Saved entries
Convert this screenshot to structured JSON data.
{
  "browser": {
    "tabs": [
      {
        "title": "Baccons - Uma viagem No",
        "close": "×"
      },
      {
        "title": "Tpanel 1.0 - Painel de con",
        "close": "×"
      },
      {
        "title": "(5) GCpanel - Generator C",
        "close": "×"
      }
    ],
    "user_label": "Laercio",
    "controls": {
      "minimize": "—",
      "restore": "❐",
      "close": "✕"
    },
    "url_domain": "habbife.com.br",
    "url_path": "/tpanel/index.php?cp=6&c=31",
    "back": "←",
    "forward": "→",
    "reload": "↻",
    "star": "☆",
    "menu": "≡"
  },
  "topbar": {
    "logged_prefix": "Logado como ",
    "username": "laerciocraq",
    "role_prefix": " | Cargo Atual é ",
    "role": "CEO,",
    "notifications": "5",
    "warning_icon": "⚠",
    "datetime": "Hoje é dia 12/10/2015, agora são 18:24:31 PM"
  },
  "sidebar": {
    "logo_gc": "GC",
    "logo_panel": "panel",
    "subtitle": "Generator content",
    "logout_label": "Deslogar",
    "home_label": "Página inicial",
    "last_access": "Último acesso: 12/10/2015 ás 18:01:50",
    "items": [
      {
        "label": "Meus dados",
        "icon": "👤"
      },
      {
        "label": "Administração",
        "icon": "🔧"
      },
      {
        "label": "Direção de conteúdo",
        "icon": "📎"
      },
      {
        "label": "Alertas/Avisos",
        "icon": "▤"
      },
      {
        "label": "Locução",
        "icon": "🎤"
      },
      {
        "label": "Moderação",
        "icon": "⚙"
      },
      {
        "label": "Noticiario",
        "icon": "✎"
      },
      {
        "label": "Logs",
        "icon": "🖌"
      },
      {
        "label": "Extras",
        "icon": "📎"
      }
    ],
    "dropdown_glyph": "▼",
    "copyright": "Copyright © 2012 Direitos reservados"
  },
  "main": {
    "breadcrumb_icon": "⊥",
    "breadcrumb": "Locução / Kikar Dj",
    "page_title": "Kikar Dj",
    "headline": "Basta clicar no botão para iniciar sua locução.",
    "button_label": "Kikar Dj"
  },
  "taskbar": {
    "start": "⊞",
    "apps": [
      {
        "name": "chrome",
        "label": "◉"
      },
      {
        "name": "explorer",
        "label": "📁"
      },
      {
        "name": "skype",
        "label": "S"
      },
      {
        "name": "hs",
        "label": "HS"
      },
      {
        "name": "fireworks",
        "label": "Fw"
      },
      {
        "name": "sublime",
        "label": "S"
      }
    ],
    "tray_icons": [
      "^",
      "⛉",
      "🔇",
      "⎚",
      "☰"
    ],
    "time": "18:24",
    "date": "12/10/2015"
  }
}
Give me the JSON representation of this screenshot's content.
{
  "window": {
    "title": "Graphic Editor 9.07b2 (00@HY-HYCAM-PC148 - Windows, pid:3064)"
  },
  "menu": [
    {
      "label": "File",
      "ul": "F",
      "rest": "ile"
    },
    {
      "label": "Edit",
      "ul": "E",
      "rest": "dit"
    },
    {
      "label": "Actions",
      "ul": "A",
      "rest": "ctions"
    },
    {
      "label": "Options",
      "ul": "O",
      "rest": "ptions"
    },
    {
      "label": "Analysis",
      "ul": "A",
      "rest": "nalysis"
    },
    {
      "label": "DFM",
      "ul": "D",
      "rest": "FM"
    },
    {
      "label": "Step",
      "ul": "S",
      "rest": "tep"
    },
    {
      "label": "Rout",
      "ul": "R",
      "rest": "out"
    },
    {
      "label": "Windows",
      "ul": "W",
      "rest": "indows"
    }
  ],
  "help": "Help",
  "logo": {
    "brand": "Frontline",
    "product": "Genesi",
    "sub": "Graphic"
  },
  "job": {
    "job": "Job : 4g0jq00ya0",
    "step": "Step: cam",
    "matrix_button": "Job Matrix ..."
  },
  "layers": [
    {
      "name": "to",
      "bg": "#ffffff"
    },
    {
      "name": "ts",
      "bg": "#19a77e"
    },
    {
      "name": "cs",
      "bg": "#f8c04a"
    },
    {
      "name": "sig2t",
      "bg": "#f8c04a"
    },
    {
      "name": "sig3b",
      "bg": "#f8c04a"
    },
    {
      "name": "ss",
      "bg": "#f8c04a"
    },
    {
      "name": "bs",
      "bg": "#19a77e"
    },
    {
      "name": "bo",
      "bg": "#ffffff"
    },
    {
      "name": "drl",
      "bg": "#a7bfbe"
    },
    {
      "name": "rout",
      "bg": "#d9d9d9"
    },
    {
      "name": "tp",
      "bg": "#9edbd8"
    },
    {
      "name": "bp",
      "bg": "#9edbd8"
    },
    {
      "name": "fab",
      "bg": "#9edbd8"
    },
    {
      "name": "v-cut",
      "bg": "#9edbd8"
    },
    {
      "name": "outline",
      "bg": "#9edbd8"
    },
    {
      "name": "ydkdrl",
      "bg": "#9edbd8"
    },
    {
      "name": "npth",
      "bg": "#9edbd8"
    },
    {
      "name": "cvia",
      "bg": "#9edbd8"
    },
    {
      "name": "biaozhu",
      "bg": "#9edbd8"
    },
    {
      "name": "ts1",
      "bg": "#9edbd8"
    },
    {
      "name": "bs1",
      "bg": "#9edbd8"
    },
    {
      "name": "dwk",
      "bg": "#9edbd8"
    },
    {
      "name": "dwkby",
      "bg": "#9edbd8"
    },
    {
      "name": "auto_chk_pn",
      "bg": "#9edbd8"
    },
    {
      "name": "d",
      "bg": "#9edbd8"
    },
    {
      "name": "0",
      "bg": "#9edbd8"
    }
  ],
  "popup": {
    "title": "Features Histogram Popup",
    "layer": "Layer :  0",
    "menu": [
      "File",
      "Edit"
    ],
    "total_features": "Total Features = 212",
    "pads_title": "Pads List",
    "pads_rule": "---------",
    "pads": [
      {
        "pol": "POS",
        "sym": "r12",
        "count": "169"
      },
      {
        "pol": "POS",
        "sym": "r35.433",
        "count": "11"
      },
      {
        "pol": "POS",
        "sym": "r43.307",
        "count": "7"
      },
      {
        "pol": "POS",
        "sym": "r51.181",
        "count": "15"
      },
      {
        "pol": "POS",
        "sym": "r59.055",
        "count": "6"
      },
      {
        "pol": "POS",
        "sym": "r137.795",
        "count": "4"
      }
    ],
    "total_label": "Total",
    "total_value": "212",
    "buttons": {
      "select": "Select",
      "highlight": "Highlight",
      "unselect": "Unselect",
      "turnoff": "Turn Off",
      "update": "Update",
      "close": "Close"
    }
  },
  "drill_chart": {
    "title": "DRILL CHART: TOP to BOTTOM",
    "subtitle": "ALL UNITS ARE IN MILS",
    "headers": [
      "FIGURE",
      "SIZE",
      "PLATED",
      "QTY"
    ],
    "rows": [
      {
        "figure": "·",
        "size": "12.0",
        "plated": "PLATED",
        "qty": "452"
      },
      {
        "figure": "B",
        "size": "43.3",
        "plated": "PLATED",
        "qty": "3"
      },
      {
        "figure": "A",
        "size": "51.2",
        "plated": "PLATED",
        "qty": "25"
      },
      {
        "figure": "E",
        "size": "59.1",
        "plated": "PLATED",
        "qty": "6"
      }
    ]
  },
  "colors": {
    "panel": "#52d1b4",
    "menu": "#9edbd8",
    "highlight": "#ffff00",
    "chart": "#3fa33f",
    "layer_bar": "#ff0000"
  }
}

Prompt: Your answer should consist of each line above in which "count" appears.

Reply to the exercise:
        "count": "169"
        "count": "11"
        "count": "7"
        "count": "15"
        "count": "6"
        "count": "4"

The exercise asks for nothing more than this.